### About this task
All records, minus the pictures: write them out exactly.

### Material for this exercise
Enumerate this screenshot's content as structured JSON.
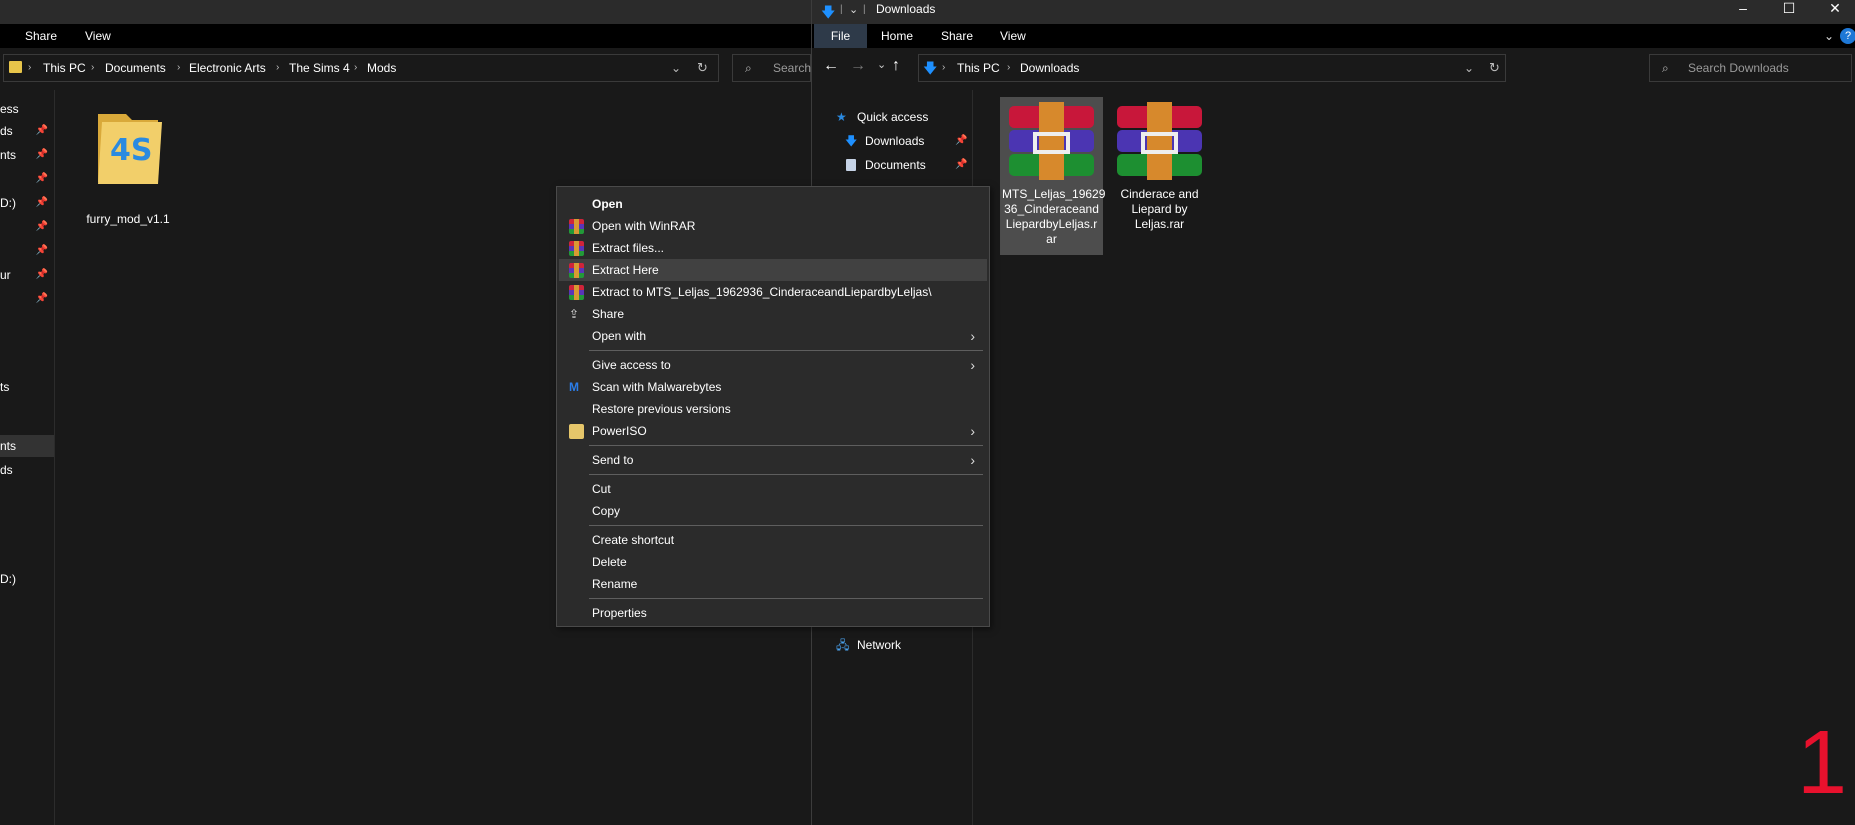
{
  "left_window": {
    "ribbon": [
      "Share",
      "View"
    ],
    "breadcrumb": [
      "This PC",
      "Documents",
      "Electronic Arts",
      "The Sims 4",
      "Mods"
    ],
    "search_placeholder": "Search",
    "nav_items": [
      {
        "label": "ess",
        "pinned": false
      },
      {
        "label": "ds",
        "pinned": true
      },
      {
        "label": "nts",
        "pinned": true
      },
      {
        "label": "",
        "pinned": true
      },
      {
        "label": "D:)",
        "pinned": true
      },
      {
        "label": "",
        "pinned": true
      },
      {
        "label": "",
        "pinned": true
      },
      {
        "label": "ur",
        "pinned": true
      },
      {
        "label": "",
        "pinned": true
      },
      {
        "label": "ts",
        "pinned": false
      },
      {
        "label": "nts",
        "pinned": false
      },
      {
        "label": "ds",
        "pinned": false
      },
      {
        "label": "D:)",
        "pinned": false
      }
    ],
    "files": [
      {
        "name": "furry_mod_v1.1",
        "icon": "folder-icon"
      }
    ]
  },
  "right_window": {
    "title": "Downloads",
    "ribbon": [
      "File",
      "Home",
      "Share",
      "View"
    ],
    "breadcrumb": [
      "This PC",
      "Downloads"
    ],
    "search_placeholder": "Search Downloads",
    "nav_items": [
      {
        "label": "Quick access",
        "icon": "star-icon"
      },
      {
        "label": "Downloads",
        "icon": "download-icon",
        "pinned": true
      },
      {
        "label": "Documents",
        "icon": "document-icon",
        "pinned": true
      },
      {
        "label": "Network",
        "icon": "network-icon"
      }
    ],
    "files": [
      {
        "name": "MTS_Leljas_1962936_CinderaceandLiepardbyLeljas.rar",
        "display": "MTS_Leljas_19629\n36_Cinderaceand\nLiepardbyLeljas.r\nar",
        "selected": true
      },
      {
        "name": "Cinderace and Liepard by Leljas.rar",
        "display": "Cinderace and\nLiepard by\nLeljas.rar",
        "selected": false
      }
    ],
    "window_controls": [
      "–",
      "☐",
      "✕"
    ]
  },
  "context_menu": {
    "items": [
      {
        "label": "Open",
        "bold": true
      },
      {
        "label": "Open with WinRAR",
        "icon": "winrar-icon"
      },
      {
        "label": "Extract files...",
        "icon": "winrar-icon"
      },
      {
        "label": "Extract Here",
        "icon": "winrar-icon",
        "highlighted": true
      },
      {
        "label": "Extract to MTS_Leljas_1962936_CinderaceandLiepardbyLeljas\\",
        "icon": "winrar-icon"
      },
      {
        "label": "Share",
        "icon": "share-icon"
      },
      {
        "label": "Open with",
        "submenu": true
      },
      {
        "label": "Give access to",
        "submenu": true
      },
      {
        "label": "Scan with Malwarebytes",
        "icon": "malwarebytes-icon"
      },
      {
        "label": "Restore previous versions"
      },
      {
        "label": "PowerISO",
        "icon": "poweriso-icon",
        "submenu": true
      },
      {
        "label": "Send to",
        "submenu": true
      },
      {
        "label": "Cut"
      },
      {
        "label": "Copy"
      },
      {
        "label": "Create shortcut"
      },
      {
        "label": "Delete"
      },
      {
        "label": "Rename"
      },
      {
        "label": "Properties"
      }
    ]
  },
  "overlay_number": "1",
  "colors": {
    "background": "#191919",
    "menu_bg": "#2b2b2b",
    "menu_highlight": "#414141",
    "file_tab": "#2e3a49",
    "accent_blue": "#1e90ff",
    "overlay_red": "#e8112d"
  }
}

### Output of the task
Enumerate this screenshot's content as structured JSON.
{
  "left_window": {
    "ribbon": [
      "Share",
      "View"
    ],
    "breadcrumb": [
      "This PC",
      "Documents",
      "Electronic Arts",
      "The Sims 4",
      "Mods"
    ],
    "search_placeholder": "Search",
    "nav_items": [
      {
        "label": "ess",
        "pinned": false
      },
      {
        "label": "ds",
        "pinned": true
      },
      {
        "label": "nts",
        "pinned": true
      },
      {
        "label": "",
        "pinned": true
      },
      {
        "label": "D:)",
        "pinned": true
      },
      {
        "label": "",
        "pinned": true
      },
      {
        "label": "",
        "pinned": true
      },
      {
        "label": "ur",
        "pinned": true
      },
      {
        "label": "",
        "pinned": true
      },
      {
        "label": "ts",
        "pinned": false
      },
      {
        "label": "nts",
        "pinned": false
      },
      {
        "label": "ds",
        "pinned": false
      },
      {
        "label": "D:)",
        "pinned": false
      }
    ],
    "files": [
      {
        "name": "furry_mod_v1.1",
        "icon": "folder-icon"
      }
    ]
  },
  "right_window": {
    "title": "Downloads",
    "ribbon": [
      "File",
      "Home",
      "Share",
      "View"
    ],
    "breadcrumb": [
      "This PC",
      "Downloads"
    ],
    "search_placeholder": "Search Downloads",
    "nav_items": [
      {
        "label": "Quick access",
        "icon": "star-icon"
      },
      {
        "label": "Downloads",
        "icon": "download-icon",
        "pinned": true
      },
      {
        "label": "Documents",
        "icon": "document-icon",
        "pinned": true
      },
      {
        "label": "Network",
        "icon": "network-icon"
      }
    ],
    "files": [
      {
        "name": "MTS_Leljas_1962936_CinderaceandLiepardbyLeljas.rar",
        "display": "MTS_Leljas_19629\n36_Cinderaceand\nLiepardbyLeljas.r\nar",
        "selected": true
      },
      {
        "name": "Cinderace and Liepard by Leljas.rar",
        "display": "Cinderace and\nLiepard by\nLeljas.rar",
        "selected": false
      }
    ],
    "window_controls": [
      "–",
      "☐",
      "✕"
    ]
  },
  "context_menu": {
    "items": [
      {
        "label": "Open",
        "bold": true
      },
      {
        "label": "Open with WinRAR",
        "icon": "winrar-icon"
      },
      {
        "label": "Extract files...",
        "icon": "winrar-icon"
      },
      {
        "label": "Extract Here",
        "icon": "winrar-icon",
        "highlighted": true
      },
      {
        "label": "Extract to MTS_Leljas_1962936_CinderaceandLiepardbyLeljas\\",
        "icon": "winrar-icon"
      },
      {
        "label": "Share",
        "icon": "share-icon"
      },
      {
        "label": "Open with",
        "submenu": true
      },
      {
        "label": "Give access to",
        "submenu": true
      },
      {
        "label": "Scan with Malwarebytes",
        "icon": "malwarebytes-icon"
      },
      {
        "label": "Restore previous versions"
      },
      {
        "label": "PowerISO",
        "icon": "poweriso-icon",
        "submenu": true
      },
      {
        "label": "Send to",
        "submenu": true
      },
      {
        "label": "Cut"
      },
      {
        "label": "Copy"
      },
      {
        "label": "Create shortcut"
      },
      {
        "label": "Delete"
      },
      {
        "label": "Rename"
      },
      {
        "label": "Properties"
      }
    ]
  },
  "overlay_number": "1",
  "colors": {
    "background": "#191919",
    "menu_bg": "#2b2b2b",
    "menu_highlight": "#414141",
    "file_tab": "#2e3a49",
    "accent_blue": "#1e90ff",
    "overlay_red": "#e8112d"
  }
}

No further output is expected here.